(DESCRIPTION OF THE TASK) Copy out every line holding the string "close" from the records below.

Saved data entries:

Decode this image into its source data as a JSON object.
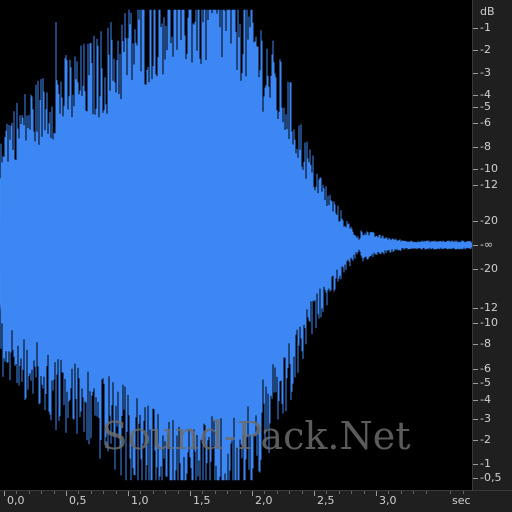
{
  "waveform": {
    "color": "#3d87f5",
    "color_highlight": "#5aa0ff",
    "background": "#000000",
    "duration_sec": 3.8
  },
  "db_scale": {
    "unit": "dB",
    "labels": [
      "-1",
      "-2",
      "-3",
      "-4",
      "-5",
      "-6",
      "-8",
      "-10",
      "-12",
      "-20",
      "-∞",
      "-20",
      "-12",
      "-10",
      "-8",
      "-6",
      "-5",
      "-4",
      "-3",
      "-2",
      "-1",
      "-0,5"
    ]
  },
  "time_ruler": {
    "unit": "sec",
    "labels": [
      "0,0",
      "0,5",
      "1,0",
      "1,5",
      "2,0",
      "2,5",
      "3,0"
    ]
  },
  "watermark": {
    "text": "Sound-Pack.Net"
  }
}
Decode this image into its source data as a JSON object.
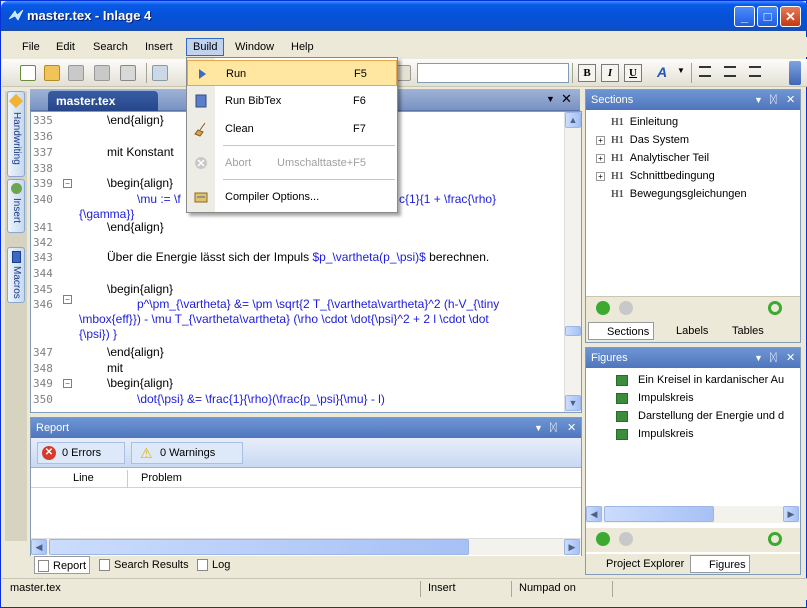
{
  "window": {
    "title": "master.tex - Inlage 4",
    "minimize": "_",
    "maximize": "□",
    "close": "✕"
  },
  "menubar": [
    "File",
    "Edit",
    "Search",
    "Insert",
    "Build",
    "Window",
    "Help"
  ],
  "left_tabs": [
    "Handwriting",
    "Insert",
    "Macros"
  ],
  "format_buttons": [
    "B",
    "I",
    "U",
    "A"
  ],
  "editor": {
    "tab": "master.tex",
    "lines": [
      {
        "n": "335",
        "t": "\\end{align}"
      },
      {
        "n": "336",
        "t": ""
      },
      {
        "n": "337",
        "t": "mit Konstant"
      },
      {
        "n": "338",
        "t": ""
      },
      {
        "n": "339",
        "t": "\\begin{align}"
      },
      {
        "n": "340",
        "t": "\\mu := \\f",
        "t2": "c{1}{1 + \\frac{\\rho}",
        "t3": "{\\gamma}}"
      },
      {
        "n": "341",
        "t": "\\end{align}"
      },
      {
        "n": "342",
        "t": ""
      },
      {
        "n": "343",
        "t": "Über die Energie lässt sich der Impuls ",
        "k": "$p_\\vartheta(p_\\psi)$",
        "t4": " berechnen."
      },
      {
        "n": "344",
        "t": ""
      },
      {
        "n": "345",
        "t": "\\begin{align}"
      },
      {
        "n": "346",
        "t": "p^\\pm_{\\vartheta} &= \\pm \\sqrt{2 T_{\\vartheta\\vartheta}^2 (h-V_{\\tiny",
        "t2": "\\mbox{eff}}) - \\mu T_{\\vartheta\\vartheta} (\\rho \\cdot \\dot{\\psi}^2 + 2 l \\cdot \\dot",
        "t3": "{\\psi}) }"
      },
      {
        "n": "347",
        "t": "\\end{align}"
      },
      {
        "n": "348",
        "t": "mit"
      },
      {
        "n": "349",
        "t": "\\begin{align}"
      },
      {
        "n": "350",
        "t": "\\dot{\\psi} &= \\frac{1}{\\rho}(\\frac{p_\\psi}{\\mu} - l)"
      }
    ]
  },
  "build_menu": {
    "items": [
      {
        "label": "Run",
        "shortcut": "F5"
      },
      {
        "label": "Run BibTex",
        "shortcut": "F6"
      },
      {
        "label": "Clean",
        "shortcut": "F7"
      },
      {
        "label": "Abort",
        "shortcut": "Umschalttaste+F5"
      },
      {
        "label": "Compiler Options...",
        "shortcut": ""
      }
    ]
  },
  "report": {
    "title": "Report",
    "errors": "0 Errors",
    "warnings": "0 Warnings",
    "col_line": "Line",
    "col_problem": "Problem",
    "tabs": [
      "Report",
      "Search Results",
      "Log"
    ]
  },
  "sections": {
    "title": "Sections",
    "h1": "H1",
    "items": [
      "Einleitung",
      "Das System",
      "Analytischer Teil",
      "Schnittbedingung",
      "Bewegungsgleichungen"
    ],
    "tabs": [
      "Sections",
      "Labels",
      "Tables"
    ]
  },
  "figures": {
    "title": "Figures",
    "items": [
      "Ein Kreisel in kardanischer Au",
      "Impulskreis",
      "Darstellung der Energie und d",
      "Impulskreis"
    ],
    "tabs": [
      "Project Explorer",
      "Figures"
    ]
  },
  "status": {
    "file": "master.tex",
    "mode": "Insert",
    "numpad": "Numpad on"
  },
  "colors": {
    "accent": "#0a5ae8",
    "keyword": "#1c1ce0",
    "highlight": "#ffe7a2"
  }
}
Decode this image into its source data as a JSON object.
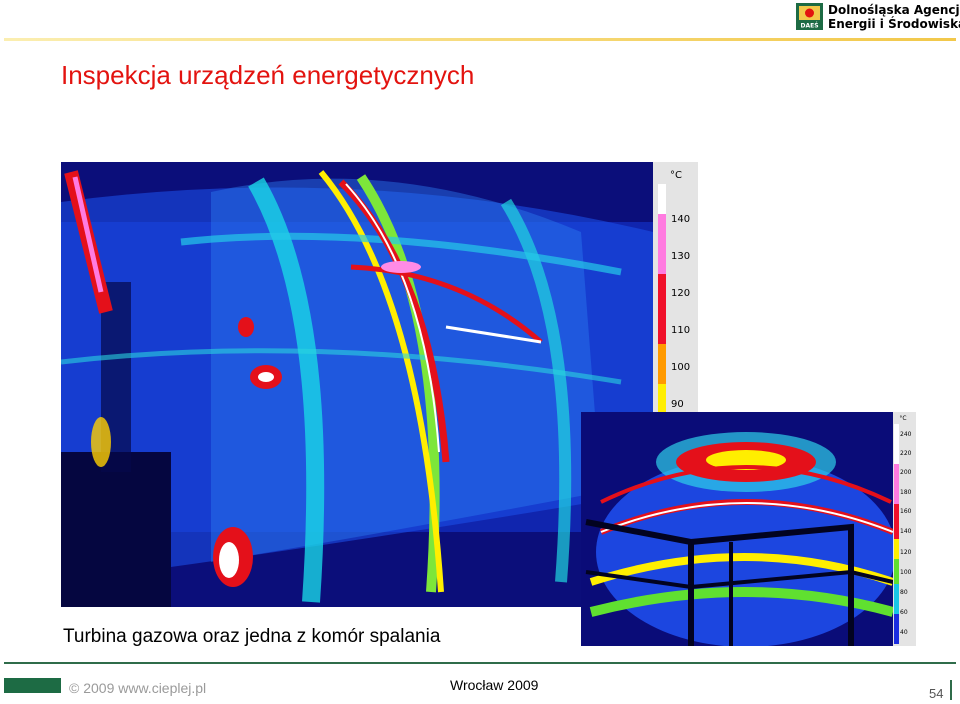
{
  "header": {
    "org_line1": "Dolnośląska Agencja",
    "org_line2": "Energii i Środowiska",
    "logo_abbrev": "DAEŚ",
    "accent": "#e3130f",
    "logo_green": "#1d6b44"
  },
  "title": "Inspekcja urządzeń energetycznych",
  "thermal_main": {
    "unit": "°C",
    "scale_labels": [
      "140",
      "130",
      "120",
      "110",
      "100",
      "90"
    ]
  },
  "thermal_inset": {
    "unit": "°C",
    "scale_labels": [
      "240",
      "220",
      "200",
      "180",
      "160",
      "140",
      "120",
      "100",
      "80",
      "60",
      "40"
    ]
  },
  "caption": "Turbina gazowa oraz jedna z komór spalania",
  "footer": {
    "copyright": "© 2009 www.cieplej.pl",
    "place_date": "Wrocław 2009",
    "page_number": "54"
  }
}
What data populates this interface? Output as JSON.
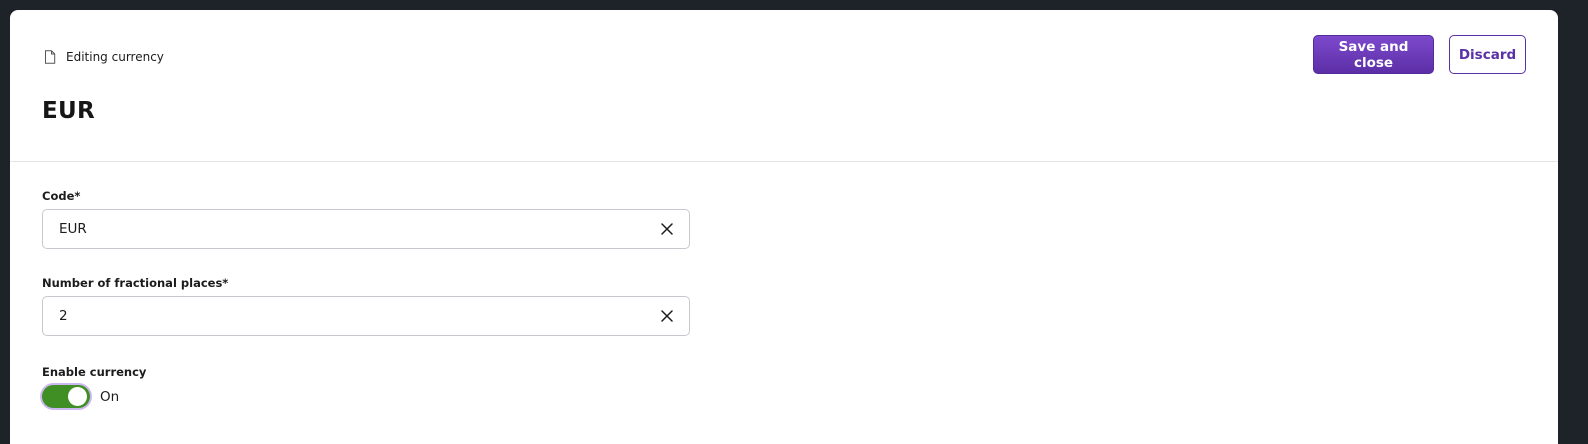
{
  "header": {
    "breadcrumb_icon": "document-icon",
    "breadcrumb": "Editing currency",
    "title": "EUR"
  },
  "actions": {
    "save_label": "Save and close",
    "discard_label": "Discard"
  },
  "form": {
    "code": {
      "label": "Code*",
      "value": "EUR",
      "clear_icon": "close-icon"
    },
    "fractional_places": {
      "label": "Number of fractional places*",
      "value": "2",
      "clear_icon": "close-icon"
    },
    "enable_currency": {
      "label": "Enable currency",
      "checked": true,
      "state_label": "On"
    }
  },
  "colors": {
    "primary": "#6a3cc0",
    "toggle_on": "#3f8f24",
    "focus_ring": "#cdb7f3"
  }
}
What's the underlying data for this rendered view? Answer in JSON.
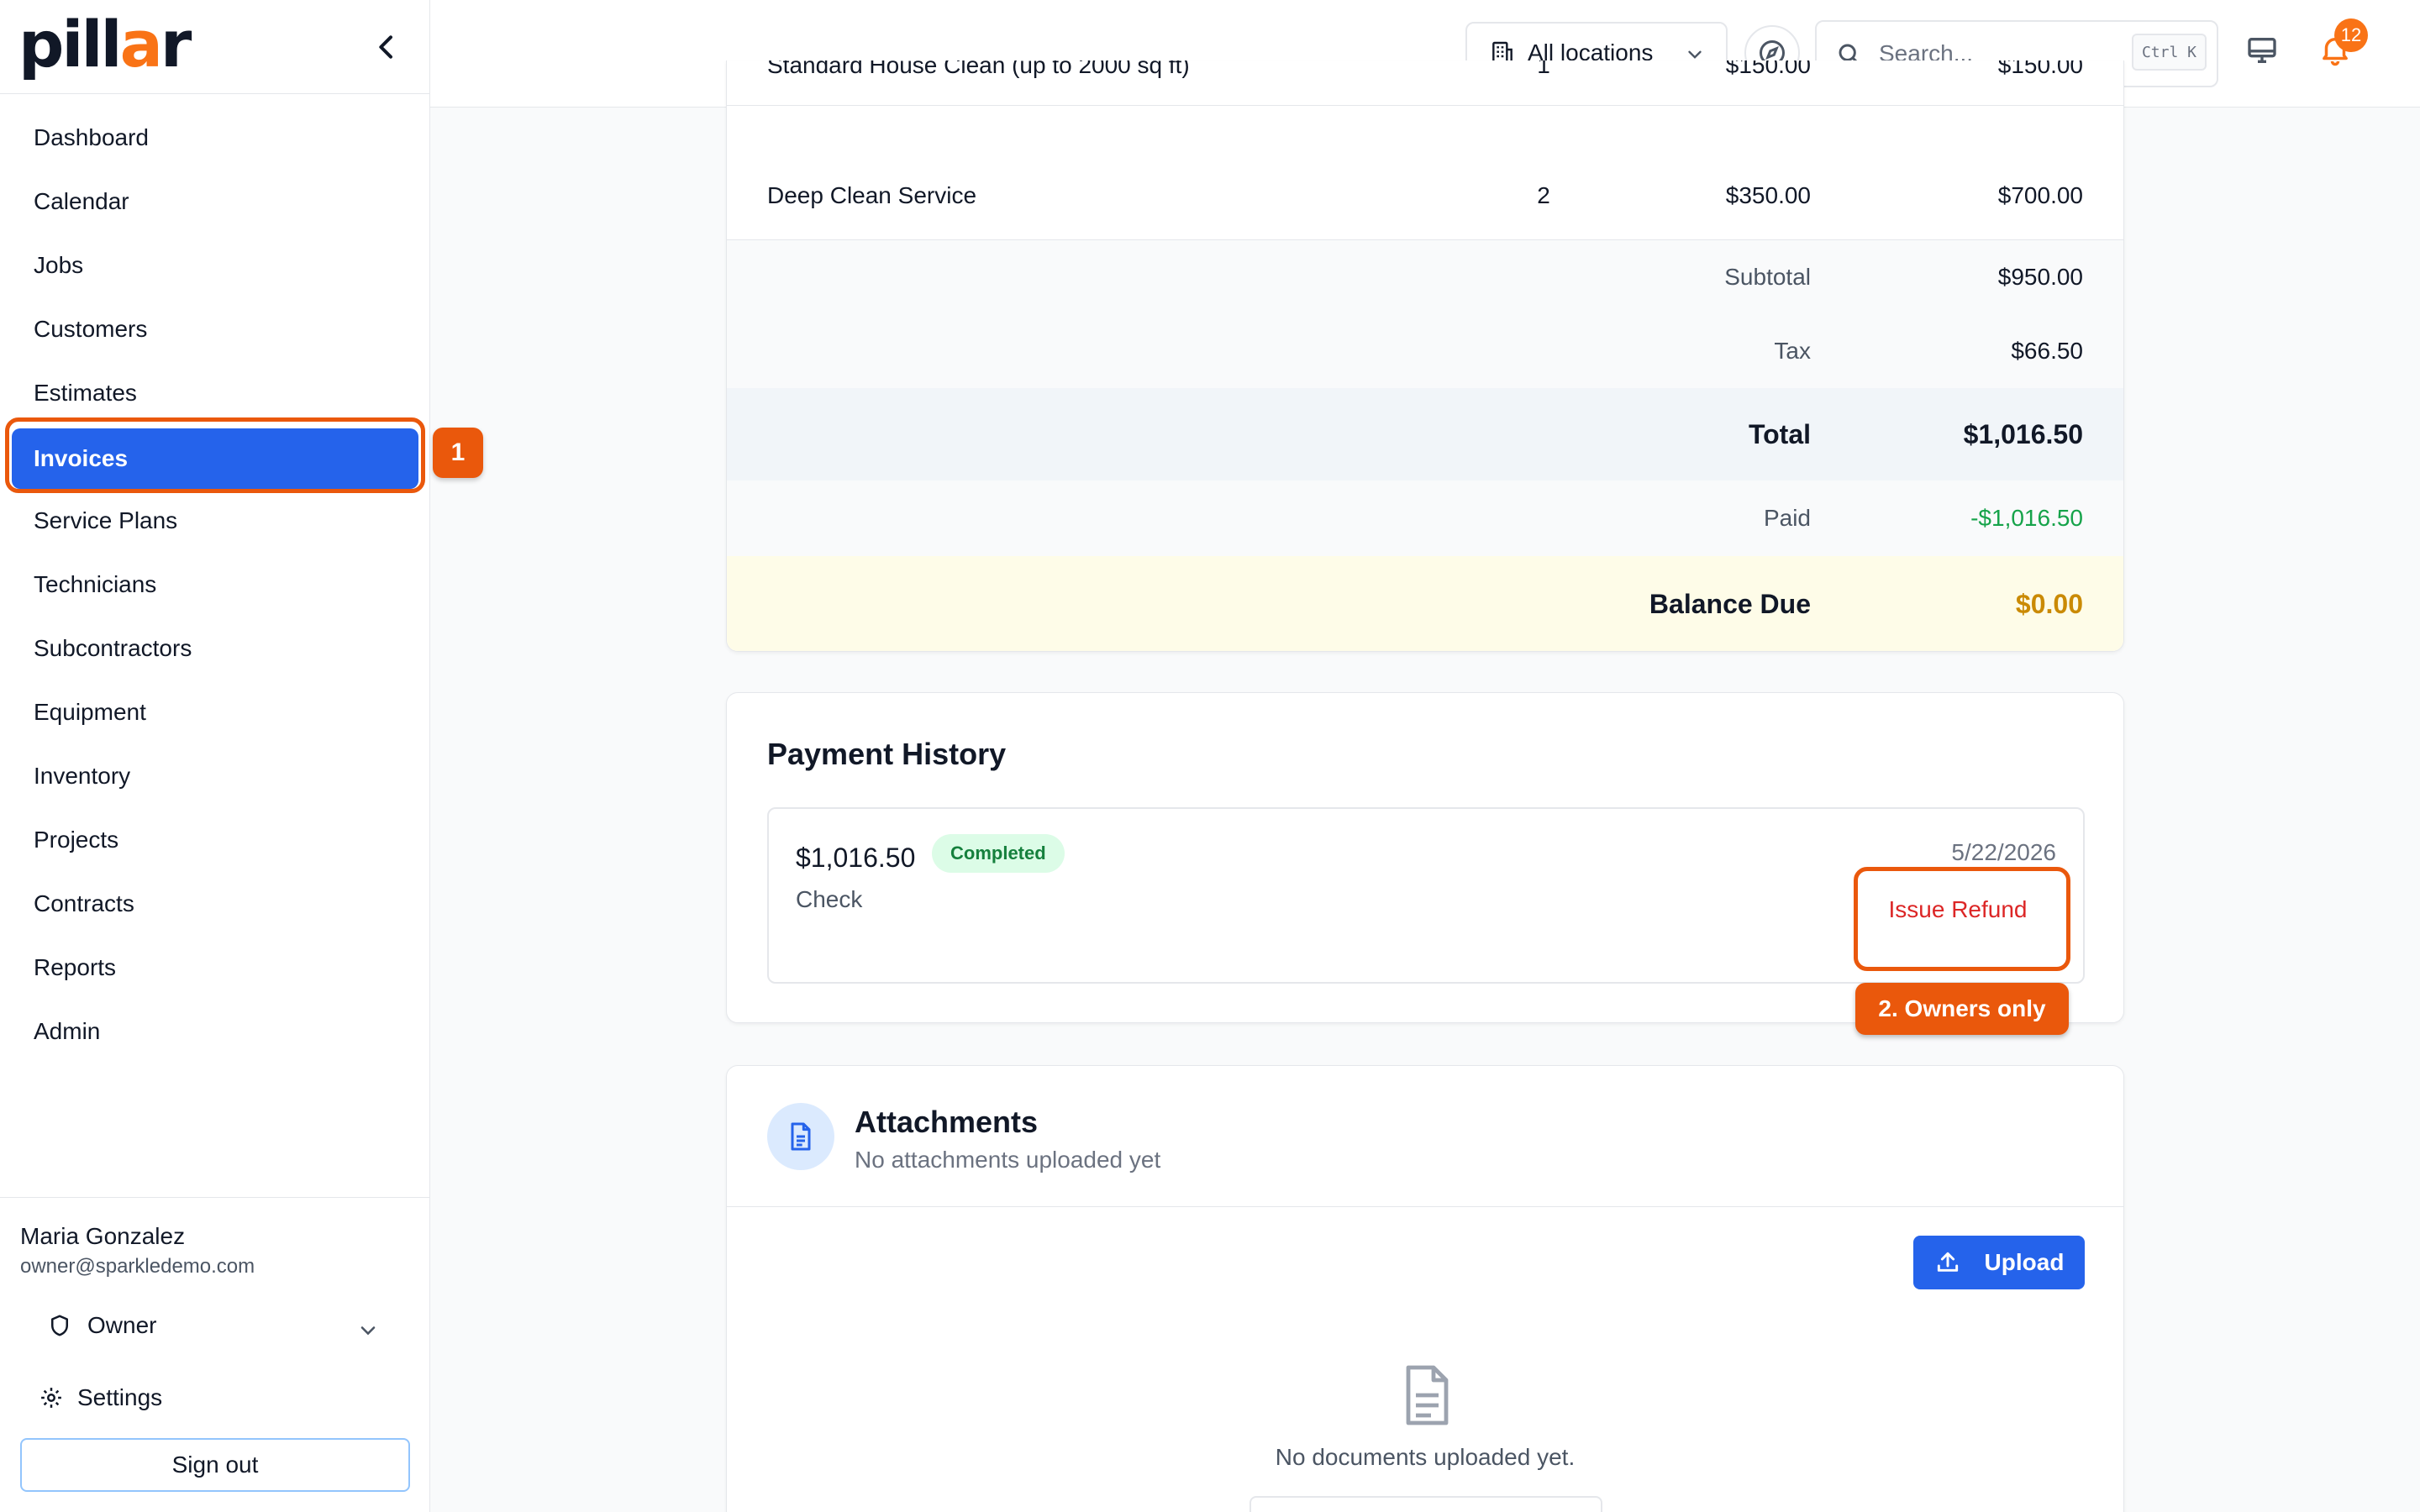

(RESULT OF THE EXERCISE)
    "close": "✕"
    "save_label": "Save and close",
      "clear_icon": "close-icon"
      "clear_icon": "close-icon"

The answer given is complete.